START Records for processing

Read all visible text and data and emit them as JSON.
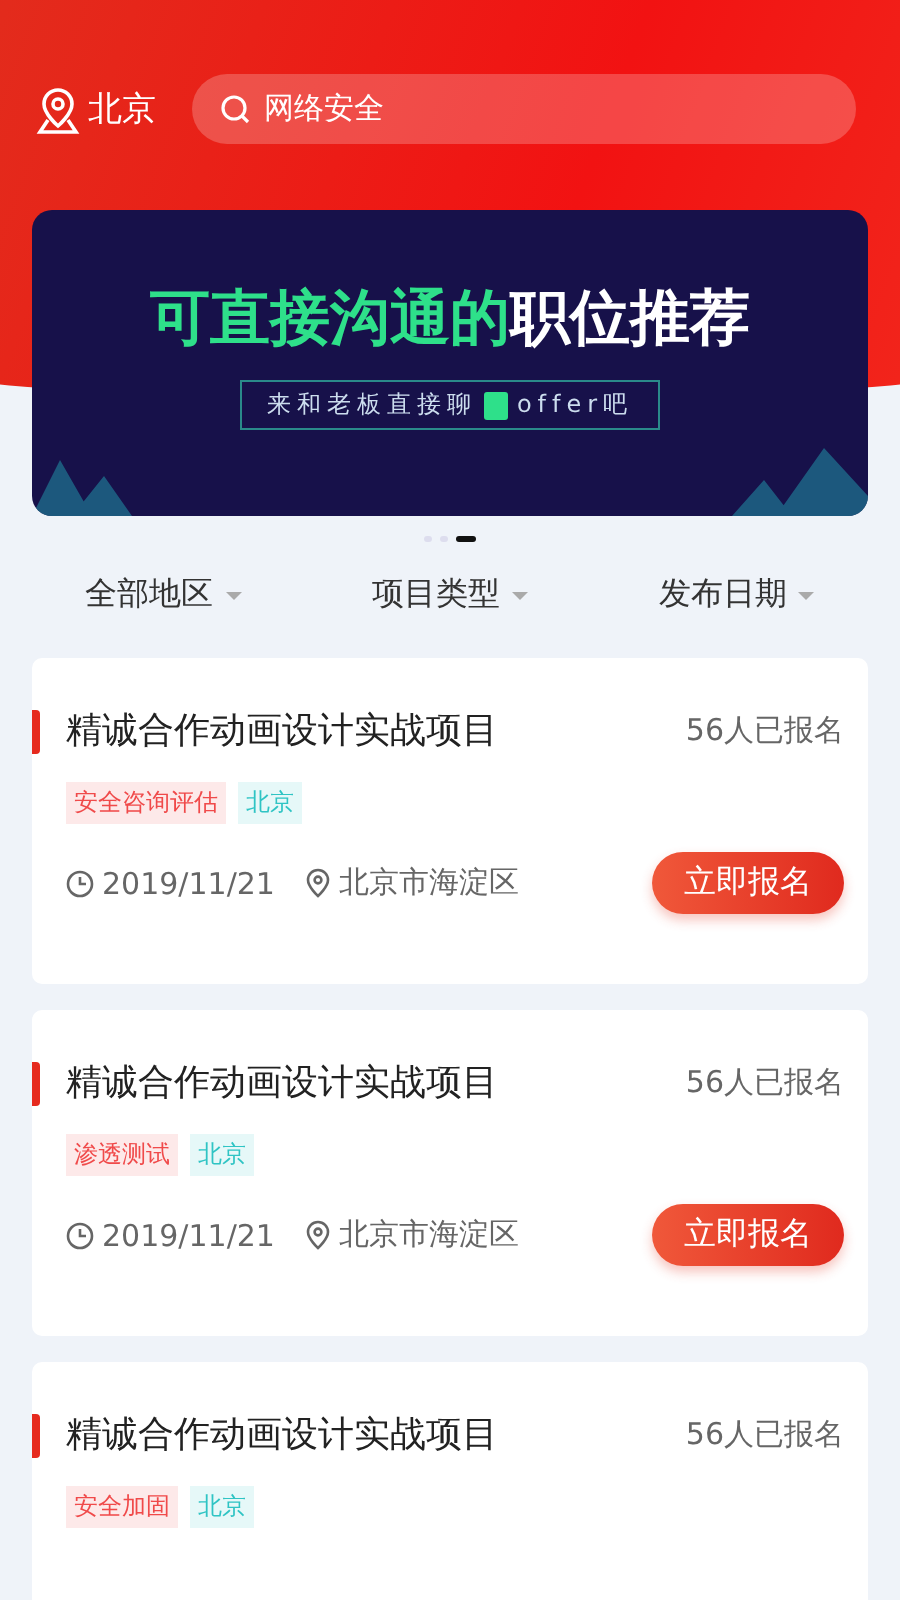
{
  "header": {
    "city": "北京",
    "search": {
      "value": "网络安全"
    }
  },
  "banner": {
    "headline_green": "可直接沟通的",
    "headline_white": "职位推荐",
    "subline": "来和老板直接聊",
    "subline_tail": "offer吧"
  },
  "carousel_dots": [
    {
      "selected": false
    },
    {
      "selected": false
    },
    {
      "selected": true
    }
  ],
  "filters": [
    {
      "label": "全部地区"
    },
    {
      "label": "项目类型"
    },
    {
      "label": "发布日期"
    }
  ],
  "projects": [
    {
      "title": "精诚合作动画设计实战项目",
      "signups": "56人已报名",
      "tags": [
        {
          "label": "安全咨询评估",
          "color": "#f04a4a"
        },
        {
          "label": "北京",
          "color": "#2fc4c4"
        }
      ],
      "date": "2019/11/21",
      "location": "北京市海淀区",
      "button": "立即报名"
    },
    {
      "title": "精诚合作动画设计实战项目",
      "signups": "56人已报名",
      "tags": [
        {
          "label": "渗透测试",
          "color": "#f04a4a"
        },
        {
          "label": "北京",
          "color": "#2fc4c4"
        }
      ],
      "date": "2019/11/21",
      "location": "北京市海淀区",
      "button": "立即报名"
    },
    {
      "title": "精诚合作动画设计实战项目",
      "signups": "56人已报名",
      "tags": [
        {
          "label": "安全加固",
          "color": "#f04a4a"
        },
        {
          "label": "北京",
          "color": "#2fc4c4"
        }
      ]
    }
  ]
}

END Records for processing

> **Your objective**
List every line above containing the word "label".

> **Solution to the problem**
      "label": "全部地区"
      "label": "项目类型"
      "label": "发布日期"
          "label": "安全咨询评估",
          "label": "北京",
          "label": "渗透测试",
          "label": "北京",
          "label": "安全加固",
          "label": "北京",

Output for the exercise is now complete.